A few weeks ago, the CGCCA decided United States v. Flores, a case about a mistrial.
After Appellee was convicted of multiple crimes, the judge declared a mistrial. On appeal, the CGCCA considered the following: (1) Does the Court have jurisdiction to review mistrial appeals; (2) did Appellee waive his opportunity for mistrial because he did not request one, and (3) did the military judge abuse his discretion in granting a mistrial. In a unanimous opinion, the CGCCA determined that it had jurisdiction and denied the Government’s appeal.
I. The Court Has Jurisdiction Over Mistrials

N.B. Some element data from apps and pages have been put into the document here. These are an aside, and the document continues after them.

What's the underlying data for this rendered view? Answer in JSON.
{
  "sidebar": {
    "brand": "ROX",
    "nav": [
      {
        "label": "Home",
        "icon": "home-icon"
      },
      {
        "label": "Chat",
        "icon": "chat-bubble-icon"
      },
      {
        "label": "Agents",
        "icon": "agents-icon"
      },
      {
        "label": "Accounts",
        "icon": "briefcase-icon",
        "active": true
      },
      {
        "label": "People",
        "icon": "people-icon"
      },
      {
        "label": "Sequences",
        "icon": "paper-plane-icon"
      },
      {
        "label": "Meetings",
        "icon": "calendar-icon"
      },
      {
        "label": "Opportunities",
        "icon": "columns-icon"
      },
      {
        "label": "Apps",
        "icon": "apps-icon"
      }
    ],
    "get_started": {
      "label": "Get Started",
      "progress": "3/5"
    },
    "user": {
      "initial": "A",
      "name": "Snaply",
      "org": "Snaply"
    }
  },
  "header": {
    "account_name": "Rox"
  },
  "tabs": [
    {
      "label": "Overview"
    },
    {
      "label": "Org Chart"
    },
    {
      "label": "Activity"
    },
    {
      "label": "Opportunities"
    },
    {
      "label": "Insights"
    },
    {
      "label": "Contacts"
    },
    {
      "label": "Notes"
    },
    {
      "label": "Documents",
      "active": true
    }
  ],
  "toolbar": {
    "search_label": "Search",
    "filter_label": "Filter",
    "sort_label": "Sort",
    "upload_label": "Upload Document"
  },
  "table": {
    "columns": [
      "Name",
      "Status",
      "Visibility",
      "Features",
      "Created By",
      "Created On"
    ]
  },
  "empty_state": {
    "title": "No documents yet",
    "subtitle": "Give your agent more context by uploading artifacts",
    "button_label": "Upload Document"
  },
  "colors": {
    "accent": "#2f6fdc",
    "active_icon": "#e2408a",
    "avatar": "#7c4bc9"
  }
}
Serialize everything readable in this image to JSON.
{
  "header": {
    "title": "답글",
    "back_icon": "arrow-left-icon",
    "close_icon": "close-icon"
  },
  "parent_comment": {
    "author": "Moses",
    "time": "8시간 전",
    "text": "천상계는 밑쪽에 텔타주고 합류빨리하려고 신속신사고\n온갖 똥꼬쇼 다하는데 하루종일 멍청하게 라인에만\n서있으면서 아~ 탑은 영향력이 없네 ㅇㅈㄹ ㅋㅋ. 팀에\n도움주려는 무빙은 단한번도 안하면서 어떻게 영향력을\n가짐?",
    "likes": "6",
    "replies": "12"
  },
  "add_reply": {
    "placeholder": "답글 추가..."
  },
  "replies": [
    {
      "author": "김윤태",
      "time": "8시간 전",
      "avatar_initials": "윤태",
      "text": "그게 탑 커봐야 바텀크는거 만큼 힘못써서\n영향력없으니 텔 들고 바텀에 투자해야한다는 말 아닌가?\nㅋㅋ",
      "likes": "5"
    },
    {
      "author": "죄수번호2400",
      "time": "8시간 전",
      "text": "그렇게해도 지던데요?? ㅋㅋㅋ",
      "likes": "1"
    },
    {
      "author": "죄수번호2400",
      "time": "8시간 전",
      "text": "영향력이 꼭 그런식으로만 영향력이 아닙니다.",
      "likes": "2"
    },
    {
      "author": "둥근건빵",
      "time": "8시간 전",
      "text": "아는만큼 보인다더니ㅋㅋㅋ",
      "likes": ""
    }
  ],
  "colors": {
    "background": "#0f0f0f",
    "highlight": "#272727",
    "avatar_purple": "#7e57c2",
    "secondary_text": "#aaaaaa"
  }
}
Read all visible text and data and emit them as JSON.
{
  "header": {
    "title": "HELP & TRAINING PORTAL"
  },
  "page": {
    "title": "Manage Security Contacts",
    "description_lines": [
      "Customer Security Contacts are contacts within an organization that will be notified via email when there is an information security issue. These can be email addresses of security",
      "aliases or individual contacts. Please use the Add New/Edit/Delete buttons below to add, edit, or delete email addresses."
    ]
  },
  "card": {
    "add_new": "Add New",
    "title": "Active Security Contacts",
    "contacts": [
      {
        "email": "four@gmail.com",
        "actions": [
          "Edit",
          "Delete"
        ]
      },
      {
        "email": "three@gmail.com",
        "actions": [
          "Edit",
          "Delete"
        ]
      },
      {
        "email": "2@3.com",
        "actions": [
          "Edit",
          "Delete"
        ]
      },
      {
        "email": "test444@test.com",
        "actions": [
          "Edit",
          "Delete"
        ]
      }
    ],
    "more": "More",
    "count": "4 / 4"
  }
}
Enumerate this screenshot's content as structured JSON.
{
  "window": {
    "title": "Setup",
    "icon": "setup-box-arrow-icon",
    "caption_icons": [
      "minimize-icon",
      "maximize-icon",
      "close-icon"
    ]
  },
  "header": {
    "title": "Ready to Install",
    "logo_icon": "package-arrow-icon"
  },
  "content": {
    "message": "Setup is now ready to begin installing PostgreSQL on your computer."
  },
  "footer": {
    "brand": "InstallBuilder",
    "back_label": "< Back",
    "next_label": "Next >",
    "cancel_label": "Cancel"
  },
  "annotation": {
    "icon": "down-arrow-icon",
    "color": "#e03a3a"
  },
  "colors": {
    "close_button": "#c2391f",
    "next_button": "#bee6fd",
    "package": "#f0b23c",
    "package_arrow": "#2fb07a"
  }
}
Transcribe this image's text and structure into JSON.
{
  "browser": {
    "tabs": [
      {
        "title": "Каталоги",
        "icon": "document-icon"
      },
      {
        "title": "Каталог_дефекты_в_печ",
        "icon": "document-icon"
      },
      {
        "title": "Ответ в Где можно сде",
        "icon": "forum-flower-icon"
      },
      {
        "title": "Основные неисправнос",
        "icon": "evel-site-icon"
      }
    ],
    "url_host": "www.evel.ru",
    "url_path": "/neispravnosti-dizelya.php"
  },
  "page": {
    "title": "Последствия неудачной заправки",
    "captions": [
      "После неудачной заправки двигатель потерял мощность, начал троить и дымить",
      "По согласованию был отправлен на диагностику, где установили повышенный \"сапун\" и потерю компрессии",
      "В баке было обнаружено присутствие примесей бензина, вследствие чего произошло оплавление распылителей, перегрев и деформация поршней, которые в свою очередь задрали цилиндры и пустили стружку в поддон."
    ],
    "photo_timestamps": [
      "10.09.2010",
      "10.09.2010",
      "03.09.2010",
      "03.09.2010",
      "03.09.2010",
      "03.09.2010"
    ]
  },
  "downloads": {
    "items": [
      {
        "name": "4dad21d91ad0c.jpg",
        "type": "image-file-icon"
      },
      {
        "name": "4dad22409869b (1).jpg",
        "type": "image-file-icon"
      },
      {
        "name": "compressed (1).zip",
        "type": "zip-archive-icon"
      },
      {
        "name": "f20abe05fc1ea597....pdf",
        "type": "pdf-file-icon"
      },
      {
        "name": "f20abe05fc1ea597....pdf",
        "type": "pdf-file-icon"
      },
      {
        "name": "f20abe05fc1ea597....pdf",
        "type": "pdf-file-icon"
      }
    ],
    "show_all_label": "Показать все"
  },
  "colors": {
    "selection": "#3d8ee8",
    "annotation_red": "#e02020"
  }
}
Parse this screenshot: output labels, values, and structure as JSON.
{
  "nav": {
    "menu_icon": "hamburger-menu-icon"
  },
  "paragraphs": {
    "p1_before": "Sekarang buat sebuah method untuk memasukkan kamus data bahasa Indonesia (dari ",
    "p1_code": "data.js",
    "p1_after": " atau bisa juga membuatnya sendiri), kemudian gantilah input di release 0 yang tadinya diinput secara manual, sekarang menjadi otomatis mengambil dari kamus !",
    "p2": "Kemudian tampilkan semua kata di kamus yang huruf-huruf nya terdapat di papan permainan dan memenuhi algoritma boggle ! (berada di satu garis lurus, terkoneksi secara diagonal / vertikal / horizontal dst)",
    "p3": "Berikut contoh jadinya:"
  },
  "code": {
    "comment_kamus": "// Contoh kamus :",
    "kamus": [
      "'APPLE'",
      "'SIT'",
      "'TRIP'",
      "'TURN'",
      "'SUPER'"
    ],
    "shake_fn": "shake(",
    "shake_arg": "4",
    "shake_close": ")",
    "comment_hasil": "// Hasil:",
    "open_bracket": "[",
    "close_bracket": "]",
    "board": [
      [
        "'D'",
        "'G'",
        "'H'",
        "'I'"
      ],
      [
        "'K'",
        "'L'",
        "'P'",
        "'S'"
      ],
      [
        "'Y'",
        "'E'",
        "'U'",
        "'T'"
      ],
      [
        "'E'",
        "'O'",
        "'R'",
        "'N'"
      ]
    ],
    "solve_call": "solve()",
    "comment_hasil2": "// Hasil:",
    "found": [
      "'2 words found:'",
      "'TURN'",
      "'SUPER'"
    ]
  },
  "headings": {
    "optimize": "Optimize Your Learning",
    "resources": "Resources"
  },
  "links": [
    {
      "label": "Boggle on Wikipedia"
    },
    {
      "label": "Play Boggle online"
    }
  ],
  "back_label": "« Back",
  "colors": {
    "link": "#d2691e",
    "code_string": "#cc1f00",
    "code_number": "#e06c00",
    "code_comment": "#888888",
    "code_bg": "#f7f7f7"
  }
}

The Government argued that, within the meaning of Article 62 of the UCMJ, a mistrial does not terminate court proceedings. However, the Court found that a mistrial functions like a dismissal because the proceedings are done being considered by the lower court. Since the mistrial formally terminated the court proceedings, the Court had jurisdiction over the appeal
II. Appellee Did Not Waive Opportunity for Mistrial
The Government argued that Appellee waived his opportunity for a mistrial because he did not request one. However, the Court found that (1) the record did not support that Appellee relinquished his right to request a mistrial and (2) even if Appellee relinquished his right, the judge inquired about a potential mistrial. Therefore, Appellee did not waive the opportunity.
III. The Military Judge Did Not Abuse His Discretion
A military judge has the authority to declare a mistrial in the interest of justice. During deliberation, the members were given inadmissible evidence, and the judge determined that this jeopardized the fairness of the trial. Therefore, the Court found that it was within the judge’s discretion to declare a mistrial given the circumstances.
 Judge Brubaker authored the majority opinion, which was joined by Chief Judge McClelland, and Judge Bruce.
James Taglienti & Luke Alter
Senior Intern & Intern